The Strategic Business Analysis (SBA) program provides an opportunity for OGR members to receive in-depth financial analysis and feedback from experts in the funeral industry. The analysis is created to make sense of the complicated economics of a current funeral service business with increasing cremation rates, partial or minimal service cases, and the effect that direct disposal competitors can have on the market. The analysis is intended to give an owner a big picture under- standing of how the business is operating along with some specific feedback on areas of the business that are performing well or hindering the overall financial results.
How much is a funeral home business with $1,000,000 of revenue worth? The answer is that it really depends on the business. This may seem like an evasive response but let me clarify using two extremes. A 100 call business doing
$1,000,000 in revenue with $400,000 in Earnings Before Interest, Taxes, Depreciation and Amortization (EBITDA) is worth significantly more than a 400 call business doing
$1,000,000 in revenue with $100,000 in EBITDA. This is because businesses are valued as a multiple of earnings rather than a multiple of revenue. Also, the first business has a

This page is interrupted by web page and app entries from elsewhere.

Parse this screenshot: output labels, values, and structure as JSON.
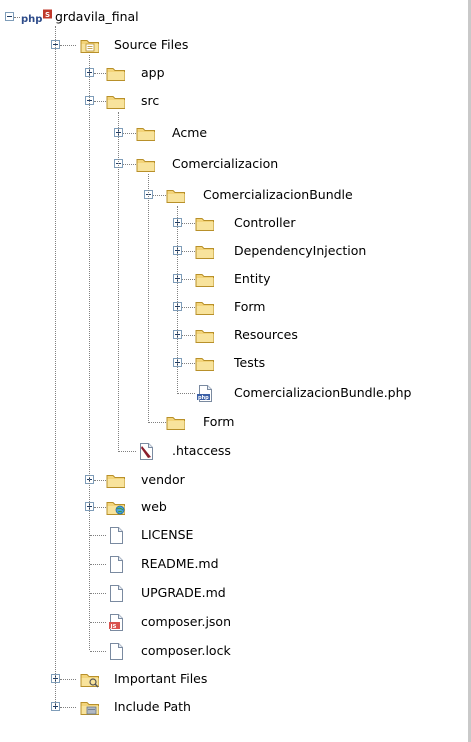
{
  "tree": {
    "root": {
      "label": "grdavila_final",
      "php_badge": "php",
      "state": "expanded"
    },
    "source_files": {
      "label": "Source Files",
      "state": "expanded"
    },
    "app": {
      "label": "app",
      "state": "collapsed"
    },
    "src": {
      "label": "src",
      "state": "expanded"
    },
    "acme": {
      "label": "Acme",
      "state": "collapsed"
    },
    "comercializacion": {
      "label": "Comercializacion",
      "state": "expanded"
    },
    "comercializacion_bundle": {
      "label": "ComercializacionBundle",
      "state": "expanded"
    },
    "controller": {
      "label": "Controller",
      "state": "collapsed"
    },
    "dependency_injection": {
      "label": "DependencyInjection",
      "state": "collapsed"
    },
    "entity": {
      "label": "Entity",
      "state": "collapsed"
    },
    "form_inner": {
      "label": "Form",
      "state": "collapsed"
    },
    "resources": {
      "label": "Resources",
      "state": "collapsed"
    },
    "tests": {
      "label": "Tests",
      "state": "collapsed"
    },
    "bundle_php": {
      "label": "ComercializacionBundle.php"
    },
    "form_outer": {
      "label": "Form"
    },
    "htaccess": {
      "label": ".htaccess"
    },
    "vendor": {
      "label": "vendor",
      "state": "collapsed"
    },
    "web": {
      "label": "web",
      "state": "collapsed"
    },
    "license": {
      "label": "LICENSE"
    },
    "readme": {
      "label": "README.md"
    },
    "upgrade": {
      "label": "UPGRADE.md"
    },
    "composer_json": {
      "label": "composer.json",
      "badge": "JS"
    },
    "composer_lock": {
      "label": "composer.lock"
    },
    "important_files": {
      "label": "Important Files",
      "state": "collapsed"
    },
    "include_path": {
      "label": "Include Path",
      "state": "collapsed"
    }
  },
  "colors": {
    "folder_fill": "#f3d47a",
    "folder_stroke": "#b8902a",
    "tree_line": "#808080",
    "expander_border": "#7f9db9"
  }
}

$10,000 average revenue per call while the second business only has a $2,500 revenue per call. You may be planning to retire in the next several years or continuing as a business owner for another 30 years or more. Either way, it is very important to understand how much your business is currently worth, what is driving the value, and measure the performance of the business going forward. This also helps you create an estate plan that makes sense for you and your family. Ultimately, it will help owners make succession plan decisions as every going concern business will be transferred at some point either as a sale or as an estate matter.

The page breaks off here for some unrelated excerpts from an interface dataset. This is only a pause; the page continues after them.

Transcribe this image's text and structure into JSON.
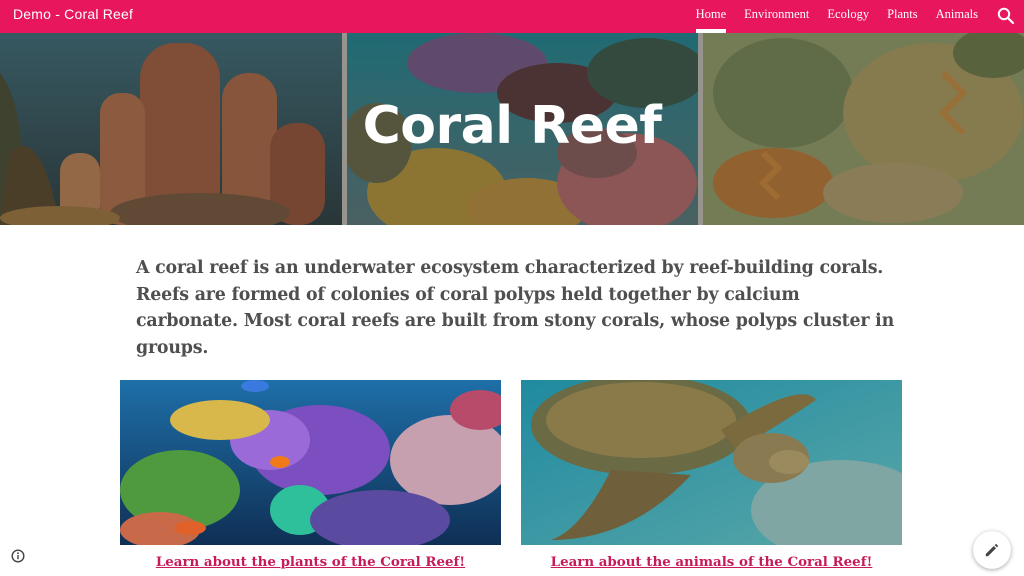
{
  "header": {
    "site_title": "Demo - Coral Reef",
    "nav": [
      {
        "label": "Home",
        "active": true
      },
      {
        "label": "Environment",
        "active": false
      },
      {
        "label": "Ecology",
        "active": false
      },
      {
        "label": "Plants",
        "active": false
      },
      {
        "label": "Animals",
        "active": false
      }
    ],
    "search_icon": "search-icon",
    "bar_color": "#e8175d"
  },
  "hero": {
    "title": "Coral Reef"
  },
  "intro": {
    "text": "A coral reef is an underwater ecosystem characterized by reef-building corals. Reefs are formed of colonies of coral polyps held together by calcium carbonate. Most coral reefs are built from stony corals, whose polyps cluster in groups."
  },
  "cards": [
    {
      "link_text": "Learn about the plants of the Coral Reef!"
    },
    {
      "link_text": "Learn about the animals of the Coral Reef!"
    }
  ],
  "controls": {
    "info_icon": "info-icon",
    "edit_icon": "pencil-icon"
  },
  "colors": {
    "accent": "#e8175d",
    "link": "#c71a5a",
    "body_text": "#4f4f4f"
  }
}
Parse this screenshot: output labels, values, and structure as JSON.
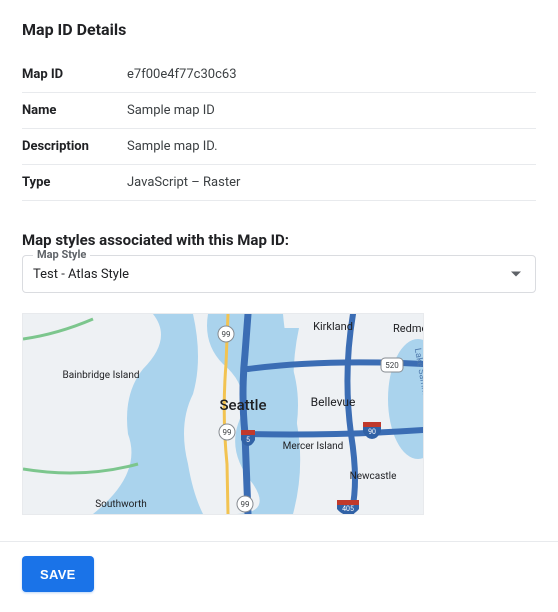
{
  "header": {
    "title": "Map ID Details"
  },
  "details": {
    "rows": [
      {
        "label": "Map ID",
        "value": "e7f00e4f77c30c63"
      },
      {
        "label": "Name",
        "value": "Sample map ID"
      },
      {
        "label": "Description",
        "value": "Sample map ID."
      },
      {
        "label": "Type",
        "value": "JavaScript – Raster"
      }
    ]
  },
  "styles_section": {
    "title": "Map styles associated with this Map ID:",
    "select_label": "Map Style",
    "select_value": "Test - Atlas Style"
  },
  "map_preview": {
    "cities": [
      {
        "name": "Seattle",
        "size": 15
      },
      {
        "name": "Bellevue",
        "size": 12
      },
      {
        "name": "Kirkland",
        "size": 11
      },
      {
        "name": "Redmond",
        "size": 11
      },
      {
        "name": "Bainbridge Island",
        "size": 10
      },
      {
        "name": "Mercer Island",
        "size": 10
      },
      {
        "name": "Newcastle",
        "size": 10
      },
      {
        "name": "Southworth",
        "size": 10
      }
    ],
    "highway_shields": [
      "99",
      "520",
      "90",
      "99",
      "5",
      "99",
      "405"
    ]
  },
  "footer": {
    "save_label": "SAVE"
  }
}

Every aspect of your revenue and expense can similarly be measured and compared to industry ranges. Cost of Good Sold (COGS) is a very significant area funeral homes. This should be evaluated on a dollar per call basis as well using a percentage of revenue calculation. Our first funeral home from the previous example may have COGS at $2,000 per call or 20% of revenue while the second business has COGS of $250 per call or 10% of revenue. They are very different businesses that exhibit very different operating characteristics.
The single largest expense for almost every funeral home is the cost to pay staff in both direct wages benefits. How much should you pay your professional staff? What types of benefits should you offer to attract and retain quality staff? Again, the type of business you operate will drive the correct responses to these questions. Also, your business location (urban/suburban/rural) and the number of rooftops you operate will further alter this dynamic. The licensing requirements of your state may further limit your ability to recruit potential employees.
Every direct cost of operation can similarly be measured for your business and compared against the industry as well as your own historical operations. Once our analysis is complete, you will have an operating budget to measure yourself against. The SBA process provides this exact feedback by reviewing your actual quarterly results going forward and determining what is working in your business and what areas might benefit from some revisions.
How does a business make more money? It generates more revenue or it reduces operating costs. Or both. Another area of SBA review compares your actual cost of operations to your anticipated revenue. This allows a methodical approach to your pricing that makes sure that your revenue exceeds your costs. In some cases, we will recommend targeted GPL changes that may increase or decrease your itemized GPL pricing. We will also look at your package pricing, including the four FTC mandated packages, and recommend changes. We will explain our analysis and why it leads us to particular conclusions. We make comments and suggestions, and you decide what changes you want to make in the operation of your business.
We hope to have the opportunity to sit down r business with you and your family as there is much valuable information to be shared. Right now, this unique service has a cost as low as $0 for OGR members.